Shirakawa-Go Village

5th Dec 2013
Photo of Shirakawa-Go Village 1/15 by Junior Hogan
Deai Bridge, the main entrance to Shirakawa-G
Photo of Shirakawa-Go Village 2/15 by Junior Hogan
One of the unique farmhouses
Photo of Shirakawa-Go Village 3/15 by Junior Hogan
The unique Grassho-Zukuri Farmhouses
Photo of Shirakawa-Go Village 4/15 by Junior Hogan
Higashi-dori Street in Shirakawa Go Village
Photo of Shirakawa-Go Village 5/15 by Junior Hogan
Scarecrows at the village
Photo of Shirakawa-Go Village 6/15 by Junior Hogan
Inside the Grassho-Zukuri Farmhouse
Photo of Shirakawa-Go Village 7/15 by Junior Hogan
Shirakawa Go Village
Photo of Shirakawa-Go Village 8/15 by Junior Hogan
First floor of the Wada House
Photo of Shirakawa-Go Village 9/15 by Junior Hogan
Shirakawa Go Village
Photo of Shirakawa-Go Village 10/15 by Junior Hogan
Shirakawa Go main street
Photo of Shirakawa-Go Village 11/15 by Junior Hogan
Directions in Shirakawa-Go
Photo of Shirakawa-Go Village 12/15 by Junior Hogan
Japanese Silkworms at Shirakawa Village
Photo of Shirakawa-Go Village 13/15 by Junior Hogan
View of Shirakawa Go Village
Photo of Shirakawa-Go Village 14/15 by Junior Hogan
Wada House Information
Photo of Shirakawa-Go Village 15/15 by Junior Hogan
Grassho Zukuri Style Farmhouses

If you are traveling to Nagoya, Osaka or Tokyo, Shirakawa is one of the must-visit places as it the most beautiful UNESCO World Heritage Sites in Japan to visit anytime of the year. Shirakawa-Go is located in the Gifu Prefecture and this majestic mountain village with traditional ‘Gassho-zukuri’ style farmhouses sit in a valley where the unique and high triangle roofs are made entirely without any nails. Gassho-zukuri also means "constructed like hands in prayer", as the farmhouses steep thatched roofs resemble the hands of Buddhist monks pressed together in prayer.

Shirakawa-Go is also known also as Grassho-zukuri Village and this place is best visited throughout the year as one can experience the many different seasons here. There are quite a number of traditional homes located in the village but only one farmhouse is open to the public which is the ‘Wada House’. Inside, you can see how the entire farm house is made, the local home grown silk worm farming and also to view the traditional items used in there.  Inside the house, there is also a display of historical information and items related to the homes and people of Shirakawa-Go.

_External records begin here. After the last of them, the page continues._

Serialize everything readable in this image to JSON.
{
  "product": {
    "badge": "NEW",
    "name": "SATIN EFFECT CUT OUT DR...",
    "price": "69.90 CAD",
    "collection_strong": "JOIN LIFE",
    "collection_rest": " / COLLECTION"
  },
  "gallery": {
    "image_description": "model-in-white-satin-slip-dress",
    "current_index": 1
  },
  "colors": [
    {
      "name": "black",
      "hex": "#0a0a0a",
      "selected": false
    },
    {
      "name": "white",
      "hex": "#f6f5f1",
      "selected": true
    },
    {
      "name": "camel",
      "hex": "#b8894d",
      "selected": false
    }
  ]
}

Other farmhouses are not open to the public but some of them have converted them into shops or even restaurants where you can buy local produce or try the local Gifu styled Japanese food. There is a main street (Higashi-dori street) where you can explore and see the many other farmhouses from a distance but keep in mind that you are not allowed to go in.

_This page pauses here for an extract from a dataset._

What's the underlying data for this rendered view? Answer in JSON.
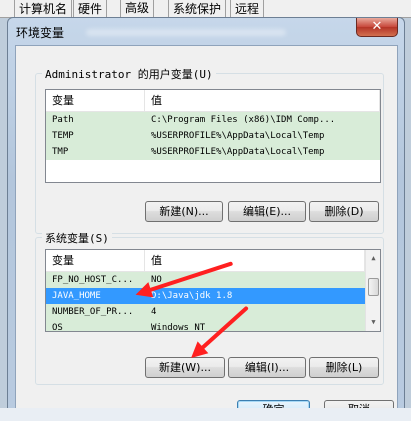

For photographers, the Shiroyama Viewpoint is where you can take beautiful scenic photographs of the entire village from a distance. This gives you that postcard perfect photo of the entire village too. If you need more information on this place or its surroundings, you can check out the official Japan National Tourism Organaization Website. 

Starting from March 17th 2014, budget long haul airline AirAsia_X will start flying to Chubu Centrair Airport in Nagoya, the third destination in Japan after Tokyo and Osaka. Taking a train or bus here is possible but note that English is not widely spoken in these areas. Self driving can be done with some of the car rental companies here but if you plan to visit the village, it is recommended to use a tour company as you need a minimum of half a day to visit the UNESCO heritage site of Shirakawa-Go.

Photo of Shirakawa-go, Gifu, Japan by Junior Hogan
Photo of Gassho Zukuri Minka-en, Shirakawa, Gifu, Japan by Junior Hogan
Photo of Wada House, Shirakawa, Japan by Junior Hogan